Micheál Donoghue has emerged as the clear favourite to succeed Anthony Cunningham as Galway hurling manager.
And, as reported in today's Irish Independent, Eamon O'Shea will not be running for the job after he officially ruled himself out.
“I’m retired. In the same way as the four guys have retired, I’m retired. I won’t be getting involved," said O'Shea on Tipp FM.
Donoghue, who managed Clarinbridge to the All-Ireland club title in 2011, has shot to the top of the market as Galway prepare to fly to Boston for the AIG Fenway Classic against Dublin at the home of the famed Red Sox baseball team this weekend.
A three-man Galway management team - Damien Coleman, Malachy Hanley and Tex Callaghan - has been put in place but county board chairman Noel Treacy indicated to the Irish Independent yesterday that former Cork and Limerick boss Donal O'Grady could also have a role with them.
O'Grady is one of the architects of the Super 11s format which suits smaller venues like Fenway Park and will be part of the official touring party.
Galway County Board's four-man delegation will be led by Treacy, who had backed Cunningham to remain in place over the last eight weeks.
Treacy cast his vote in Cunningham's favour to extend his time in charge for a further two years after an initial management vote tied at 3-3 last year.

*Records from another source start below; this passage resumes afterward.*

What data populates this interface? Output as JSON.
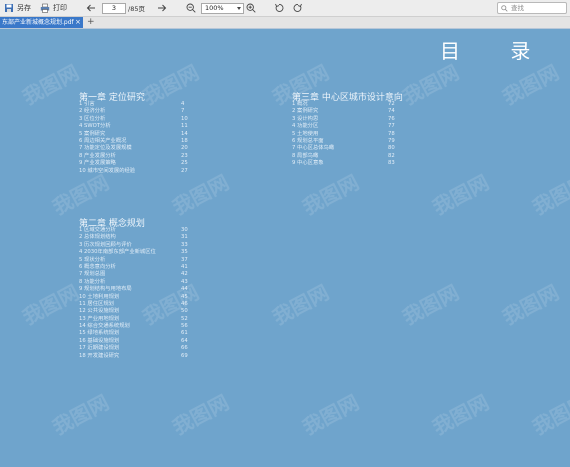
{
  "toolbar": {
    "save_as": "另存",
    "print": "打印",
    "page_current": "3",
    "page_total": "/85页",
    "zoom": "100%",
    "search_placeholder": "查找"
  },
  "tabs": [
    {
      "label": "东部产业新城概念规划.pdf"
    }
  ],
  "document": {
    "title": "目 录",
    "chapters": [
      {
        "title": "第一章 定位研究",
        "items": [
          {
            "name": "1 引言",
            "page": "4"
          },
          {
            "name": "2 经济分析",
            "page": "7"
          },
          {
            "name": "3 区位分析",
            "page": "10"
          },
          {
            "name": "4 SWOT分析",
            "page": "11"
          },
          {
            "name": "5 案例研究",
            "page": "14"
          },
          {
            "name": "6 周边相关产业概况",
            "page": "18"
          },
          {
            "name": "7 功能定位及发展规模",
            "page": "20"
          },
          {
            "name": "8 产业发展分析",
            "page": "23"
          },
          {
            "name": "9 产业发展策略",
            "page": "25"
          },
          {
            "name": "10 城市空间发展的经验",
            "page": "27"
          }
        ]
      },
      {
        "title": "第二章 概念规划",
        "items": [
          {
            "name": "1 区域交通分析",
            "page": "30"
          },
          {
            "name": "2 总体规划结构",
            "page": "31"
          },
          {
            "name": "3 历次规划回顾与评价",
            "page": "33"
          },
          {
            "name": "4 2030年南部东部产业新城区位",
            "page": "35"
          },
          {
            "name": "5 现状分析",
            "page": "37"
          },
          {
            "name": "6 概念意向分析",
            "page": "41"
          },
          {
            "name": "7 规划总图",
            "page": "42"
          },
          {
            "name": "8 功能分析",
            "page": "43"
          },
          {
            "name": "9 规划结构与用地布局",
            "page": "44"
          },
          {
            "name": "10 土地利用规划",
            "page": "45"
          },
          {
            "name": "11 居住区规划",
            "page": "46"
          },
          {
            "name": "12 公共设施规划",
            "page": "50"
          },
          {
            "name": "13 产业用地规划",
            "page": "52"
          },
          {
            "name": "14 综合交通系统规划",
            "page": "56"
          },
          {
            "name": "15 绿地系统规划",
            "page": "61"
          },
          {
            "name": "16 基础设施规划",
            "page": "64"
          },
          {
            "name": "17 近期建设规划",
            "page": "66"
          },
          {
            "name": "18 开发建设研究",
            "page": "69"
          }
        ]
      },
      {
        "title": "第三章 中心区城市设计意向",
        "items": [
          {
            "name": "1 概况",
            "page": "72"
          },
          {
            "name": "2 案例研究",
            "page": "74"
          },
          {
            "name": "3 设计构思",
            "page": "76"
          },
          {
            "name": "4 功能分区",
            "page": "77"
          },
          {
            "name": "5 土地使用",
            "page": "78"
          },
          {
            "name": "6 规划总平面",
            "page": "79"
          },
          {
            "name": "7 中心区总体鸟瞰",
            "page": "80"
          },
          {
            "name": "8 局部鸟瞰",
            "page": "82"
          },
          {
            "name": "9 中心区意象",
            "page": "83"
          }
        ]
      }
    ]
  },
  "watermark": "我图网"
}
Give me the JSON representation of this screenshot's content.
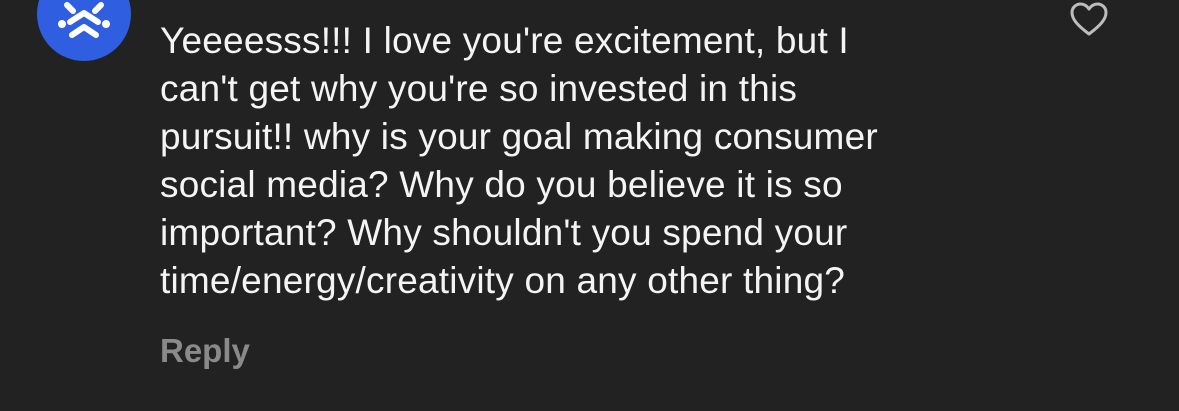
{
  "comment": {
    "author_avatar": "app-logo-avatar",
    "text": "Yeeeesss!!! I love you're excitement, but I\ncan't get why you're so invested in this\npursuit!! why is your goal making consumer\nsocial media? Why do you believe it is so\nimportant? Why shouldn't you spend your\ntime/energy/creativity on any other thing?",
    "reply_label": "Reply",
    "like_icon": "heart-outline-icon"
  },
  "colors": {
    "background": "#222222",
    "text": "#f4f4f4",
    "muted": "#8a8a8a",
    "avatar": "#2f5fe0"
  }
}
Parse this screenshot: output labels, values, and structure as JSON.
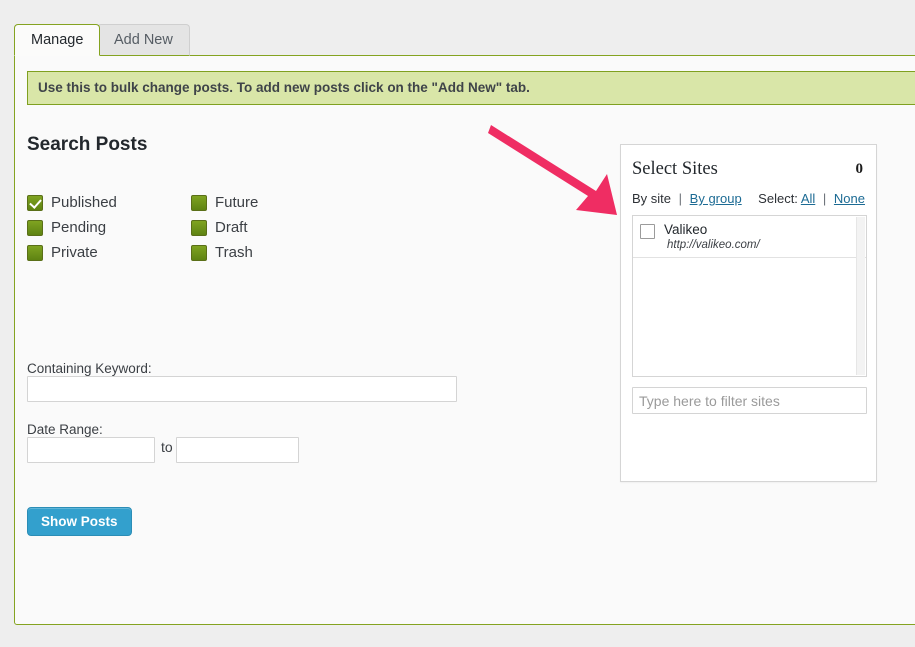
{
  "tabs": [
    {
      "label": "Manage",
      "active": true
    },
    {
      "label": "Add New",
      "active": false
    }
  ],
  "notice": {
    "text": "Use this to bulk change posts. To add new posts click on the \"Add New\" tab.",
    "background_color": "#d9e6a8",
    "border_color": "#7fa020"
  },
  "search_posts": {
    "heading": "Search Posts",
    "statuses": [
      {
        "label": "Published",
        "checked": true,
        "column": 1
      },
      {
        "label": "Future",
        "checked": false,
        "column": 2
      },
      {
        "label": "Pending",
        "checked": false,
        "column": 1
      },
      {
        "label": "Draft",
        "checked": false,
        "column": 2
      },
      {
        "label": "Private",
        "checked": false,
        "column": 1
      },
      {
        "label": "Trash",
        "checked": false,
        "column": 2
      }
    ],
    "keyword": {
      "label": "Containing Keyword:",
      "value": "",
      "placeholder": ""
    },
    "date_range": {
      "label": "Date Range:",
      "from_value": "",
      "to_separator": "to",
      "to_value": ""
    },
    "submit_label": "Show Posts",
    "submit_color": "#33a0cd"
  },
  "select_sites": {
    "title": "Select Sites",
    "selected_count": "0",
    "view_by_site": "By site",
    "view_by_group": "By group",
    "separator": "|",
    "select_label": "Select:",
    "select_all": "All",
    "select_none": "None",
    "filter_placeholder": "Type here to filter sites",
    "filter_value": "",
    "sites": [
      {
        "name": "Valikeo",
        "url": "http://valikeo.com/",
        "checked": false
      }
    ]
  },
  "annotation": {
    "type": "arrow",
    "color": "#ef2d63",
    "points_to": "select-sites-panel"
  }
}
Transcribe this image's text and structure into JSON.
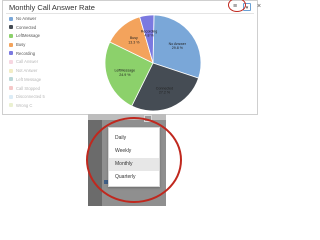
{
  "widget": {
    "title": "Monthly Call Answer Rate",
    "icons": {
      "menu": "hamburger-icon",
      "filter": "filter-icon",
      "close": "close-icon"
    },
    "close_glyph": "×",
    "menu_glyph": "≡"
  },
  "legend": [
    {
      "label": "No Answer",
      "color": "#7aa7d8",
      "active": true
    },
    {
      "label": "Connected",
      "color": "#454c54",
      "active": true
    },
    {
      "label": "LeftMessage",
      "color": "#8cd16b",
      "active": true
    },
    {
      "label": "Busy",
      "color": "#f3a35c",
      "active": true
    },
    {
      "label": "Recording",
      "color": "#7b79e0",
      "active": true
    },
    {
      "label": "Call Answer",
      "color": "#e88da8",
      "active": false
    },
    {
      "label": "Not Answer",
      "color": "#d9cc5a",
      "active": false
    },
    {
      "label": "Left Message",
      "color": "#3d8e8e",
      "active": false
    },
    {
      "label": "Call Stopped",
      "color": "#e26060",
      "active": false
    },
    {
      "label": "Disconnected 5",
      "color": "#9ac9e6",
      "active": false
    },
    {
      "label": "Wrong C",
      "color": "#c4d37a",
      "active": false
    }
  ],
  "chart_data": {
    "type": "pie",
    "slices": [
      {
        "name": "No Answer",
        "value": 29.8,
        "label": "No Answer\n29.8 %",
        "color": "#7aa7d8"
      },
      {
        "name": "Connected",
        "value": 27.2,
        "label": "Connected\n27.2 %",
        "color": "#454c54"
      },
      {
        "name": "LeftMessage",
        "value": 24.9,
        "label": "LeftMessage\n24.9 %",
        "color": "#8cd16b"
      },
      {
        "name": "Busy",
        "value": 13.3,
        "label": "Busy\n13.3 %",
        "color": "#f3a35c"
      },
      {
        "name": "Recording",
        "value": 4.8,
        "label": "Recording\n4.8 %",
        "color": "#7b79e0"
      }
    ]
  },
  "dropdown": {
    "items": [
      {
        "label": "Daily",
        "selected": false
      },
      {
        "label": "Weekly",
        "selected": false
      },
      {
        "label": "Monthly",
        "selected": true
      },
      {
        "label": "Quarterly",
        "selected": false
      }
    ]
  }
}
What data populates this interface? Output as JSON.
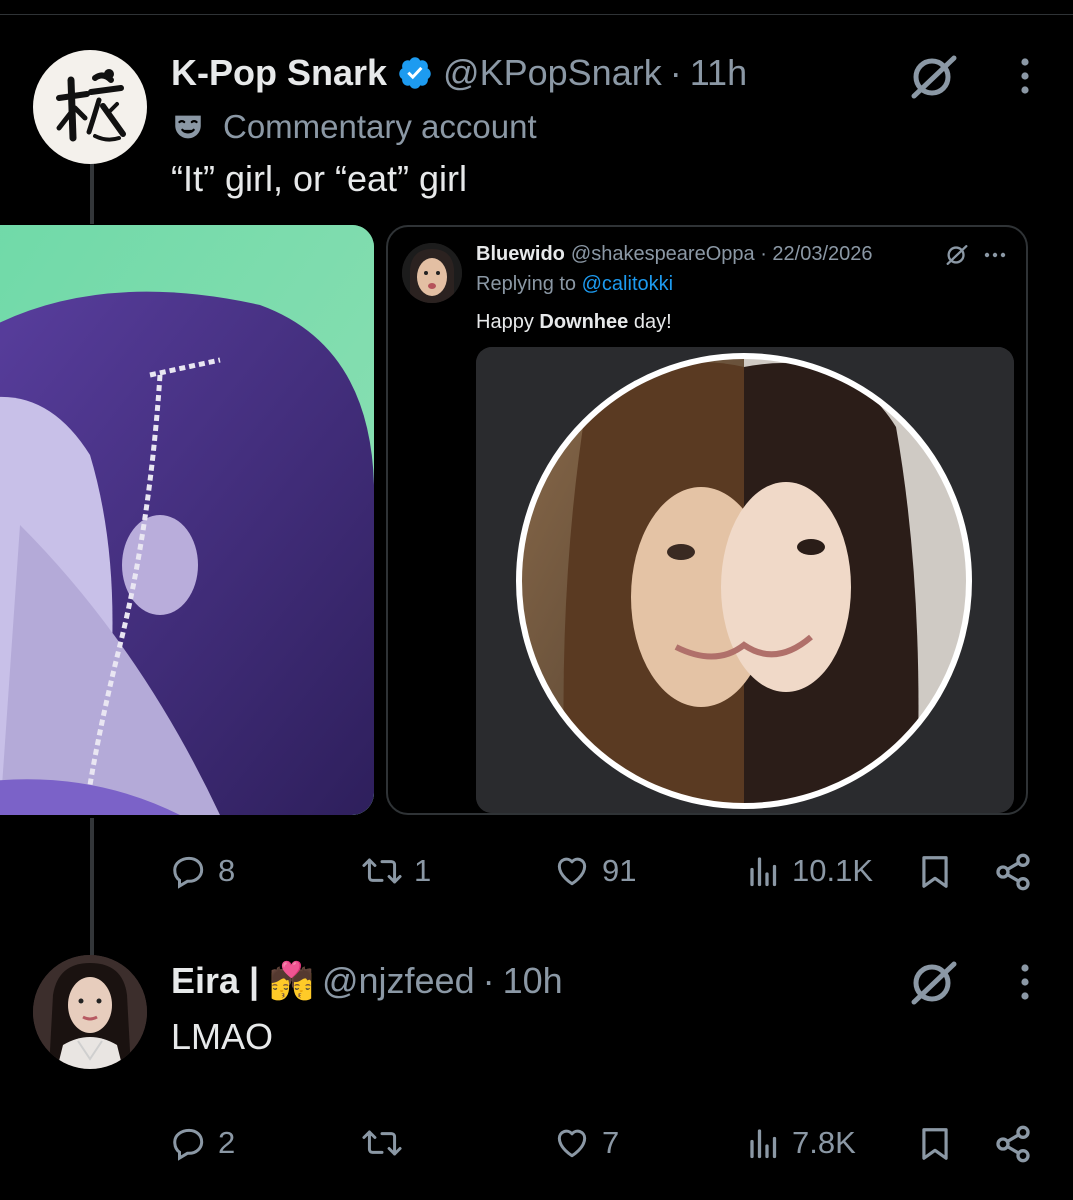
{
  "tweet1": {
    "display_name": "K-Pop Snark",
    "handle": "@KPopSnark",
    "separator": "·",
    "time": "11h",
    "label": "Commentary account",
    "text": "“It” girl, or “eat” girl",
    "quote": {
      "display_name": "Bluewido",
      "handle": "@shakespeareOppa · 22/03/2026",
      "replying_prefix": "Replying to ",
      "replying_to": "@calitokki",
      "text_before": "Happy ",
      "text_bold": "Downhee",
      "text_after": " day!"
    },
    "actions": {
      "replies": "8",
      "reposts": "1",
      "likes": "91",
      "views": "10.1K"
    }
  },
  "tweet2": {
    "display_name": "Eira | 💏",
    "handle": "@njzfeed",
    "separator": "·",
    "time": "10h",
    "text": "LMAO",
    "actions": {
      "replies": "2",
      "reposts": "",
      "likes": "7",
      "views": "7.8K"
    }
  },
  "icons": {
    "reply": "reply-icon",
    "repost": "repost-icon",
    "like": "heart-icon",
    "views": "views-icon",
    "bookmark": "bookmark-icon",
    "share": "share-icon",
    "grok": "grok-icon",
    "more": "more-icon",
    "verified": "verified-badge-icon",
    "commentary": "mask-icon"
  },
  "colors": {
    "background": "#000000",
    "text": "#e7e9ea",
    "muted": "#8b98a5",
    "accent": "#1d9bf0"
  }
}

Galway's Management Committee met last night to formally begin the process of finding a successor to Cunningham. But they have not set themselves a strict time-frame to have a new man in place. "We're not going to rush it, we're obviously not in a great place and we have to get this right," said Treacy.
If recent activity with one local bookmaking firm is anything to go by, then Donoghue has support.
The sheer weight of bets being placed on Donoghue earlier this week forced bookmakers John Mulholland to close the book on the succession.
It is understood that the first 37 bets they took were on Donoghue, who has been extensively linked with the position with some speculation locally of a partnership with former Tipperary manager and coach Eamon O'Shea, who lives in the city. However, as reported in today's Irish Independent, O'Shea willl not be going back into management.
Ironically, O'Grady has been a 'troubleshooter' in two of the previous inter-county management positions he has filled with Cork in 2003 and Limerick in 2010 after player dissatisfaction with management in both counties.